+++ Records for this task

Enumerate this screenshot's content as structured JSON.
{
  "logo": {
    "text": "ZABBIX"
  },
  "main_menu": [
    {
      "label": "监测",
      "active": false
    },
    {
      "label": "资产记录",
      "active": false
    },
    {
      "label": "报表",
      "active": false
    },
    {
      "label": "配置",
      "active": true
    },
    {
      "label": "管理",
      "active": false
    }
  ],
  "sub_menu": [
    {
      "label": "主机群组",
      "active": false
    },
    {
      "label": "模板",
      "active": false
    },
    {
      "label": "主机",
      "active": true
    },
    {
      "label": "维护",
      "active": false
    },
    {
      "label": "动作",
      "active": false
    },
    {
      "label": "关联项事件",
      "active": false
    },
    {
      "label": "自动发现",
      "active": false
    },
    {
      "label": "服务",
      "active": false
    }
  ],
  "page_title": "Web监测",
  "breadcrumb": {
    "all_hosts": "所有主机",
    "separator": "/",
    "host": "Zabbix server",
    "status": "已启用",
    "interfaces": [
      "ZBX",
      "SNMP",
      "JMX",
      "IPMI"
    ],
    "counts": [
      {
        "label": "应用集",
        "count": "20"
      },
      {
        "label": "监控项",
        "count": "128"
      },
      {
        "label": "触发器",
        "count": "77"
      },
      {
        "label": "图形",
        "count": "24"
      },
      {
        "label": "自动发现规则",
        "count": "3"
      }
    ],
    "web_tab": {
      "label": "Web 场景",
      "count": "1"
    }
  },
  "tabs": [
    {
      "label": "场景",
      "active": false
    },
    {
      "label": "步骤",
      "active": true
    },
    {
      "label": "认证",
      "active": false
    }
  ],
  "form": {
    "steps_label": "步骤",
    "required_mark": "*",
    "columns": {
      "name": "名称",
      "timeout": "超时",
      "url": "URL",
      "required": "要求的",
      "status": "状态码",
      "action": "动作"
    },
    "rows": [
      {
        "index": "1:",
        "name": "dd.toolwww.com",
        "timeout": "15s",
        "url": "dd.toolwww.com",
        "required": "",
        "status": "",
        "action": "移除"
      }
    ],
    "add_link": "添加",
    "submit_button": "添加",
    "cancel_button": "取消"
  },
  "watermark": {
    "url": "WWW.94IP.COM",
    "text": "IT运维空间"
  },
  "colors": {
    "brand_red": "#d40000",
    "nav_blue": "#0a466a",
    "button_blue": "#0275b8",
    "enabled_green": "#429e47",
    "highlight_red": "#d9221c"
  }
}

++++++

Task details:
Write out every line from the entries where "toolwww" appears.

Result of this task:
        "name": "dd.toolwww.com",
        "url": "dd.toolwww.com",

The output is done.